'Without an audience, theatre is dead...' Playwright Jimmy Murphy writes for Culture about the challenges facing theatre in the coming months, as a result of the ongoing Covid-19 crisis.
Individually, the announcements made by 3 major Irish theatres recently would have sent ripples throughout the theatre community and perhaps a little beyond. Causing, at most, an exchange of texts and emails among friends and colleagues. But nothing more than that. It was as if we had become immune to bad news. There was no outcry, hashtag or letters to the editor, and why should there have been? After all, the shock of the Irish theatre world shutting down in March was a sobering experience. It took a while to take in and make sense of. But we did and it passed, eventually. Its after-effects becoming the new, but difficult, normal for us. A new reality had settled; Theatre, for the foreseeable future, was over.

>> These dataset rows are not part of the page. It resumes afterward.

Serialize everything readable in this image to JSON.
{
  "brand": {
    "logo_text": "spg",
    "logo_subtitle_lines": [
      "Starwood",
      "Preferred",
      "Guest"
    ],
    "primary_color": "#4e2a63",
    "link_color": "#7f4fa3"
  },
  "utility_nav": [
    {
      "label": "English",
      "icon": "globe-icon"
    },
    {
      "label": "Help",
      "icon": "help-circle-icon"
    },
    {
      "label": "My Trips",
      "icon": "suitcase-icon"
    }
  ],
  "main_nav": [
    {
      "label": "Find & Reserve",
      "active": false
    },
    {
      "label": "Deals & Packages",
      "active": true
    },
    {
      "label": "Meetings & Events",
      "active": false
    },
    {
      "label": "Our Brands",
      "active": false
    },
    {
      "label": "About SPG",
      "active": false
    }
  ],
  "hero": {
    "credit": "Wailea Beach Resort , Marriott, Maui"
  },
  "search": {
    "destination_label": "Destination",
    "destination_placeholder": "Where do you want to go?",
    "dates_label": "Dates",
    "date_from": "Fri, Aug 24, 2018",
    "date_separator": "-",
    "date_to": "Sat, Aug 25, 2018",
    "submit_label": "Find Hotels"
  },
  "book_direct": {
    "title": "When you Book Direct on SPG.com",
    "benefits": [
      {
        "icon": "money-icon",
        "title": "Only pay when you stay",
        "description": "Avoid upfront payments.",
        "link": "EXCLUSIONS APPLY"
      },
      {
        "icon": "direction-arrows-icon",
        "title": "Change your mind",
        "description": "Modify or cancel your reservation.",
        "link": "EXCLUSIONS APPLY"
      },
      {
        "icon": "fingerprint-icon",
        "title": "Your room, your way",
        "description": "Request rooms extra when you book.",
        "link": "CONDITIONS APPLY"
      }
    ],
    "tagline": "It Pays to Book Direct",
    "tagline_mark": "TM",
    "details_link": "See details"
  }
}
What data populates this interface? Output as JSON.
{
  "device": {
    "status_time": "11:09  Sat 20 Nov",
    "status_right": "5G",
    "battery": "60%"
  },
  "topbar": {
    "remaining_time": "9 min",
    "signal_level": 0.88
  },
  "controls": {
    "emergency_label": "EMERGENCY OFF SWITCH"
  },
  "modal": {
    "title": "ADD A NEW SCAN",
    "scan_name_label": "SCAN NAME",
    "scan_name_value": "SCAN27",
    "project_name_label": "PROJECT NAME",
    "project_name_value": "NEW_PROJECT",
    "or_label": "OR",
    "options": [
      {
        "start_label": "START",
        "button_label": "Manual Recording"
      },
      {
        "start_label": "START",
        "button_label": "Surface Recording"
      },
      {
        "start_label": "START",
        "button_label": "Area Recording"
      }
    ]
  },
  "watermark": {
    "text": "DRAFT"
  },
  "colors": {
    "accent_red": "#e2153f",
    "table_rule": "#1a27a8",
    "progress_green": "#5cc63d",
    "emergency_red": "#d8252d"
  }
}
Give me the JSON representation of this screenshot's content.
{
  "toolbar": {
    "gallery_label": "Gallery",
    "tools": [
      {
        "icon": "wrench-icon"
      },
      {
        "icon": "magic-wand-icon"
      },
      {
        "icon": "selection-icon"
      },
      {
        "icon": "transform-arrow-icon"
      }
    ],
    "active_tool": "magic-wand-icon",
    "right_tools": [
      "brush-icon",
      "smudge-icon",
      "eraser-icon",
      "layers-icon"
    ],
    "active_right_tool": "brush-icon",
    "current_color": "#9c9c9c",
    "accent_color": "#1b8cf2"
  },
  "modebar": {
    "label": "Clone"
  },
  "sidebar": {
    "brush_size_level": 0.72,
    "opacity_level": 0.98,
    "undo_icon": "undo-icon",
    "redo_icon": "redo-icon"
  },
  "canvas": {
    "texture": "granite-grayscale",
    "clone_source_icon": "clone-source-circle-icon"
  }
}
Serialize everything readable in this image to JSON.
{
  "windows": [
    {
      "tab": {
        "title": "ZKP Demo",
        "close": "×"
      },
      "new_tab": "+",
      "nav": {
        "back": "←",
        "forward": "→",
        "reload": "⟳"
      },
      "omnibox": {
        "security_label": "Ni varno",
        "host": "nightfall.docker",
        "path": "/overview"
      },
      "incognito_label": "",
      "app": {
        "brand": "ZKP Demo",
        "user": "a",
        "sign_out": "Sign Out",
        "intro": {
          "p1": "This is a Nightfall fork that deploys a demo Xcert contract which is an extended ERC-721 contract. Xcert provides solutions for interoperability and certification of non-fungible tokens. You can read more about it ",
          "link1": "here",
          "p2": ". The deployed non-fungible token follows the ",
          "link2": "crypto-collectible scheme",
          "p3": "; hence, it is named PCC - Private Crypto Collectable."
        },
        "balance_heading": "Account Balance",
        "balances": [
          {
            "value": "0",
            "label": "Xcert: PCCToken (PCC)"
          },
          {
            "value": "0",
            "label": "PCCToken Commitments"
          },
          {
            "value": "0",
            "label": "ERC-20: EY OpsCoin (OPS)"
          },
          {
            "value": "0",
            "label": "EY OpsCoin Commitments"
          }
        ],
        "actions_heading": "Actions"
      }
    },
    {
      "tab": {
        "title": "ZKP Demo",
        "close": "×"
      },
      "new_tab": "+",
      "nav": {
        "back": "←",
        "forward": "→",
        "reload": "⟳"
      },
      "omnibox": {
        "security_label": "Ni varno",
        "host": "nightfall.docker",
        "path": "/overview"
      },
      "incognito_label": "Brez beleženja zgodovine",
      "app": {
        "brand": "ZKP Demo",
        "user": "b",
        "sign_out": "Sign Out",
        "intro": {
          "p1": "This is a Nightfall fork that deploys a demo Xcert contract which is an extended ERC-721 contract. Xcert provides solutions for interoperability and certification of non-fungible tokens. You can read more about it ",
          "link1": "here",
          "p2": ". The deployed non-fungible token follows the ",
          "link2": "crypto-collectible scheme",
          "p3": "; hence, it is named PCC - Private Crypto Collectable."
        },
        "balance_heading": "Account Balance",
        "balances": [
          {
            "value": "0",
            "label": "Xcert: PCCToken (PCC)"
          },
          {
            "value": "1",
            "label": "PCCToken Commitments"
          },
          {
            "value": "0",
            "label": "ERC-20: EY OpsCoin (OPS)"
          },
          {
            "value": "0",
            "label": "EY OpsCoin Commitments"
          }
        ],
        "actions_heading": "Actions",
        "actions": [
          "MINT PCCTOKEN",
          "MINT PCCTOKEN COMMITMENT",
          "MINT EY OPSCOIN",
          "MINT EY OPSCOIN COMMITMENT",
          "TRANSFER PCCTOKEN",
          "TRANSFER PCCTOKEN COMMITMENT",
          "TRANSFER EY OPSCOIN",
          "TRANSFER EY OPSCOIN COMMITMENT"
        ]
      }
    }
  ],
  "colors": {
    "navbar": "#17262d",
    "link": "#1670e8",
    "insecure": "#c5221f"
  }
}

It appears that we will be looking at well into 2021 and even longer before we see ourselves entering a theatre in large numbers again.
And so we busied ourselves dreaming up and figuring out new ways to make work as we tried to navigate the strange new world that was unfolding before us. But when an awkward, new phrase made itself known, a phrase that is now the cornerstone of much of today's conversation; Social Distancing, it brought with it the painful realisation that theatre, much more than any other cultural institution on the island, was in deep, deep trouble.
We kept our heads down. Online content was the order of the day and we busied ourselves with monologue after monologue to keep theatre audiences interested. But still, in the background, nipping at our heels, was the constant worry of where to go and what to do next with our work. After all, there's only so far you can go with online content before it becomes repetitious, and it wasn’t long before its sell-by date had passed. Still, there was the hope, that everything would work out fine, the foundations were concrete, we were still on solid ground, for now.
But those three announcements last week; that Cork's Everyman will not be in a position to produces its annual panto this year, the Abbey board suddenly announcing that it was beginning the process of seeking new directors, followed days later by The Gate’s sobering statement that it will remain closed until 2021, are more telling when put together. For with them now brings the end of act one of the great Covid drama. Now an even bleaker, terrifying, act two awaits us. The once solid ground beneath our feet is now showing its first cracks. And cracks in the foundation, if left unattended, can bring everything toppling down.
But buildings aside, without an audience theatre is dead. And as Ireland is, shamelessly, one of the worst European nations to fund the arts, ticket sales, programmes, even drinks at the interval, are vital in keeping the lights on and the doors open. And while the 25 million Euro promised to the Arts Council brings with it some comfort, that will only go so far. For what of 2021 and beyond?
What we have we must hold, no matter what the cost.
As we begin to part ways with summer it's a lot clearer now than it was back in March that our theatres will remain closed as long and social distancing is with us, and as long as there’s no vaccine it appears that we will be looking at well into 2021 and even longer before we see ourselves entering a theatre in large numbers again.
It's easy to take theatre for granted. Just like the St Patrick’s Day parade, we expect it to always be there, but then suddenly it’s not and we find ourselves all dressed up with nowhere to go. And if there were any lessons learned after we lost The Eblana, Andrew’s Lane, The Focus, and more recently Theatre Upstairs, Dublin, in particular, can’t afford to lose any more theatres. What we have we must hold, no matter what the cost. As an economy, we will find ourselves poorer after the final bill for Covid is delivered. But if we ensure that our theatres are in a position to reopen their doors as vibrant and as creative as when they closed, the richer, as a society, we’ll be for it.
Jimmy Murphy's plays for the Abbey include Brothers of the Brush, A Picture of Paradise, The Muesli Belt and Of This Brave Time. Other works include The Kings of the Kilburn High Road, The Hen Night Epiphany and The Seamster's Daughter. He is a member of Aosdána, a former writer in residence at NUI, Maynooth, and a member of the Abbey Theatre’s honorary Advisory Council.